With the use of a liberal/rational framework as a baseline, this article examines whether economic asymmetric interdependence can yield political influence. More specifically, it examines exogenous gas supply to the EU and develops a theory that provides testable hypotheses aiming to answer whether the export of gas provides political advantages for the sender state. The outlined hypotheses, and more, are tested in a cross sectional time series dataset, where votes in the United Nations (UN) Assembly are used as the dependent variable, as a measurement for the policy preferences of states. The empirical findings support the prediction made in the theory section. Gas dependence has a conditional effect on policy behaviour.
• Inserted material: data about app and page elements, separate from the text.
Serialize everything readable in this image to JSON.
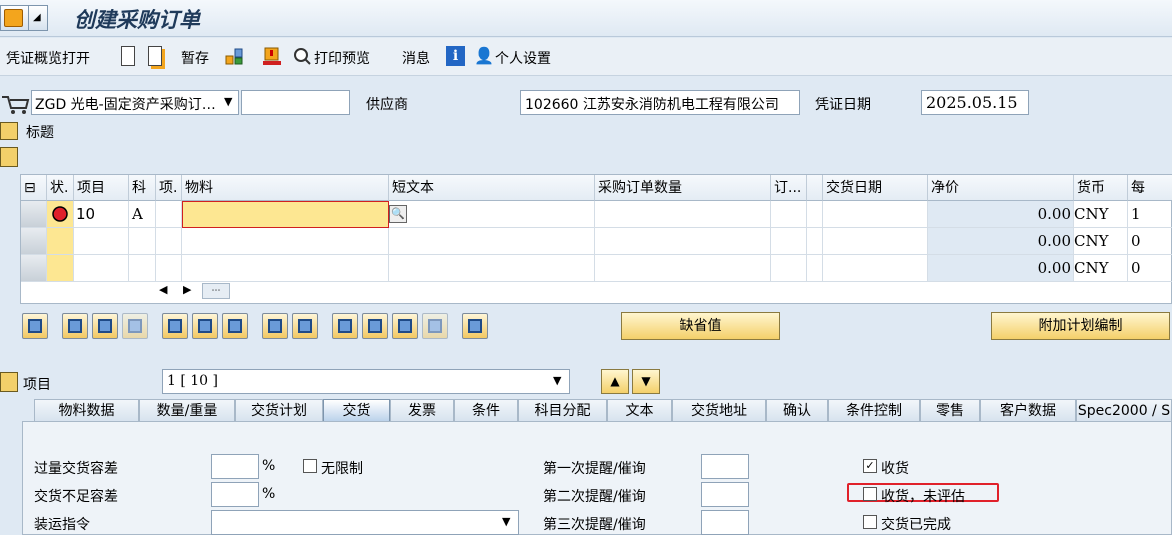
{
  "title": "创建采购订单",
  "toolbar": {
    "overview_label": "凭证概览打开",
    "hold_label": "暂存",
    "print_preview_label": "打印预览",
    "messages_label": "消息",
    "personal_settings_label": "个人设置"
  },
  "header": {
    "order_type": "ZGD 光电-固定资产采购订…",
    "po_number": "",
    "vendor_label": "供应商",
    "vendor_value": "102660 江苏安永消防机电工程有限公司",
    "doc_date_label": "凭证日期",
    "doc_date_value": "2025.05.15",
    "header_label": "标题"
  },
  "grid": {
    "columns": [
      "状.",
      "项目",
      "科",
      "项.",
      "物料",
      "短文本",
      "采购订单数量",
      "订...",
      "",
      "交货日期",
      "净价",
      "货币",
      "每"
    ],
    "rows": [
      {
        "item": "10",
        "acct": "A",
        "material": "",
        "price": "0.00",
        "currency": "CNY",
        "per": "1"
      },
      {
        "item": "",
        "acct": "",
        "material": "",
        "price": "0.00",
        "currency": "CNY",
        "per": "0"
      },
      {
        "item": "",
        "acct": "",
        "material": "",
        "price": "0.00",
        "currency": "CNY",
        "per": "0"
      }
    ]
  },
  "buttons": {
    "default_values": "缺省值",
    "additional_planning": "附加计划编制"
  },
  "item_selector": {
    "label": "项目",
    "value": "1 [ 10 ]"
  },
  "tabs": [
    "物料数据",
    "数量/重量",
    "交货计划",
    "交货",
    "发票",
    "条件",
    "科目分配",
    "文本",
    "交货地址",
    "确认",
    "条件控制",
    "零售",
    "客户数据",
    "Spec2000 / S"
  ],
  "delivery": {
    "overdelivery_label": "过量交货容差",
    "overdelivery_unit": "%",
    "unlimited_label": "无限制",
    "underdelivery_label": "交货不足容差",
    "underdelivery_unit": "%",
    "shipping_label": "装运指令",
    "reminder1_label": "第一次提醒/催询",
    "reminder2_label": "第二次提醒/催询",
    "reminder3_label": "第三次提醒/催询",
    "gr_label": "收货",
    "gr_nonvaluated_label": "收货，未评估",
    "delivery_completed_label": "交货已完成"
  },
  "colors": {
    "accent": "#1f3a5a",
    "highlight_box": "#e0202a",
    "status_red": "#e0202a"
  }
}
The sender government has to be a sizeable international power, whilst the recipient government should have low military capabilities and be dependent on foreign support.
Resource dependence, Natural gas, European Union, Russia
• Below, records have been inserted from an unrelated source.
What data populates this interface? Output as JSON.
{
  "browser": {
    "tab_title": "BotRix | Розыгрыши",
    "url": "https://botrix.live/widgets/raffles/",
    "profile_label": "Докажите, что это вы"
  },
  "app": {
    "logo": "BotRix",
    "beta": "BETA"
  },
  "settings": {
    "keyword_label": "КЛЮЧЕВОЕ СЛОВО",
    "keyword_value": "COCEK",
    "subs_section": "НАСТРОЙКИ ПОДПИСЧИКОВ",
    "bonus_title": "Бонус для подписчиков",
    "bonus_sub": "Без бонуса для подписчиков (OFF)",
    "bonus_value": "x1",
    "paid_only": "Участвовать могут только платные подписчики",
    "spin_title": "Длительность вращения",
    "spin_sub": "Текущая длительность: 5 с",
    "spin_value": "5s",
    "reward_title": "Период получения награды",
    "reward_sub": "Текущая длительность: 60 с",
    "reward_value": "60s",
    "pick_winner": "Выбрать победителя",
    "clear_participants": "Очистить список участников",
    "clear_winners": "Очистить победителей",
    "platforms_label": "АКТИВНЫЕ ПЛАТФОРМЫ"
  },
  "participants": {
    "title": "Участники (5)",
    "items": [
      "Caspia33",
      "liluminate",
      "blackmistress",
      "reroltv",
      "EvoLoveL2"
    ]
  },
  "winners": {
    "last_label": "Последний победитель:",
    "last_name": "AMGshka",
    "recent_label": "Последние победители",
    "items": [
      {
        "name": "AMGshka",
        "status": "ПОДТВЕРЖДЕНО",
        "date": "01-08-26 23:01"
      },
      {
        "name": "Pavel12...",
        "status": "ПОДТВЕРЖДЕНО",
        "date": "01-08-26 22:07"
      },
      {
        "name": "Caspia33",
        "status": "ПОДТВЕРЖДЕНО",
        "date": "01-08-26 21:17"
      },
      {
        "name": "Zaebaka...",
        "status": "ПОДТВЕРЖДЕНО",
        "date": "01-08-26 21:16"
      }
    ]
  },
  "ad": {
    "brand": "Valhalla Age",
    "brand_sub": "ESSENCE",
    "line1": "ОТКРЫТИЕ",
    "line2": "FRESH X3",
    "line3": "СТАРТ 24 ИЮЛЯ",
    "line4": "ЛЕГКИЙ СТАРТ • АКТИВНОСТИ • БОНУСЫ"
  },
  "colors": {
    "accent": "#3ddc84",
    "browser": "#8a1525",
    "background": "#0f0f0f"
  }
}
This work is licensed under a Creative Commons Attribution-NonCommercial-NoDerivatives 4.0 International License.Material published in the JCER is done so under a CC BY-NC-ND 4.0 licence, with copyright remaining with the author.
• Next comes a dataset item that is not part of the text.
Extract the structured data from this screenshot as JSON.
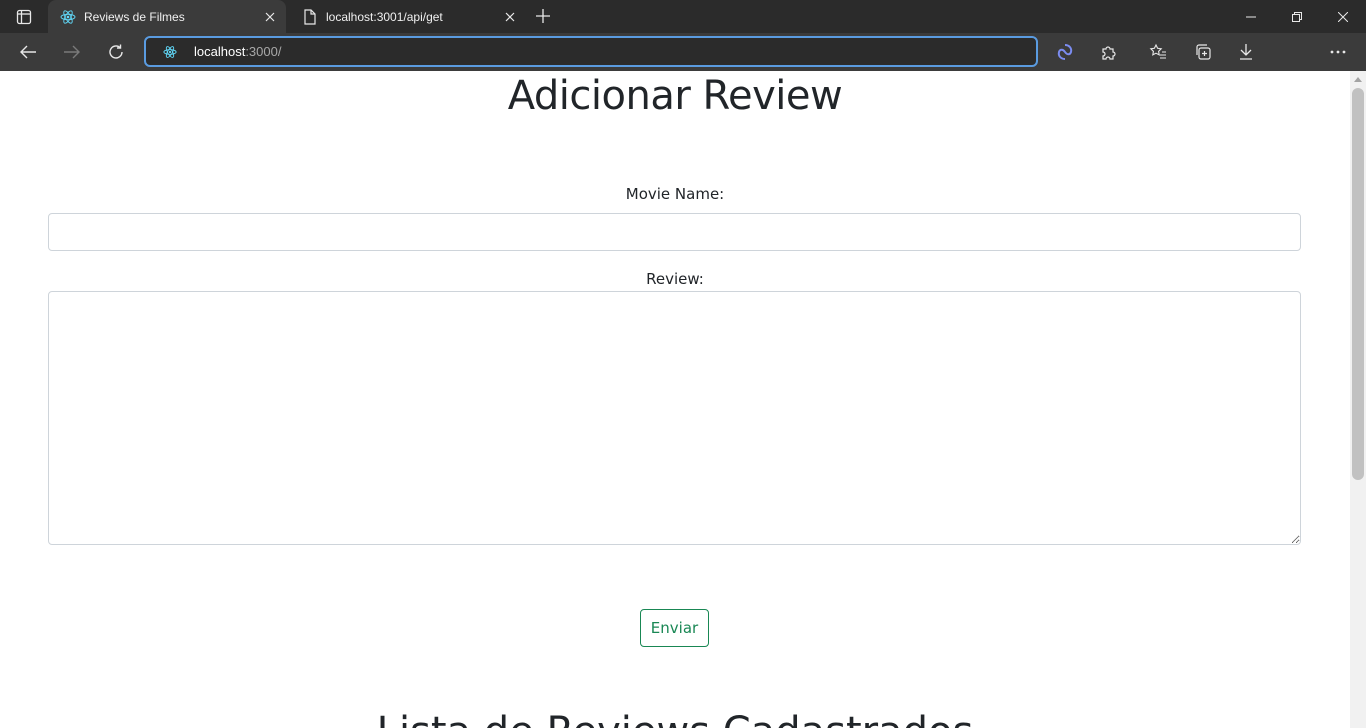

- Articles published online in the JCER cannot be published in another journal without explicit approval of the JCER editor.
- Authors can 'self-archive' their articles in digital form on their personal homepages, funder repositories or their institutions' archives provided that they link back to the original source on the JCER website. Authors can archive pre-print, post-print or the publisher's version of their work.
- Authors agree that submitted articles to the JCER will be submitted to various abstracting, indexing and archiving services as selected by the JCER.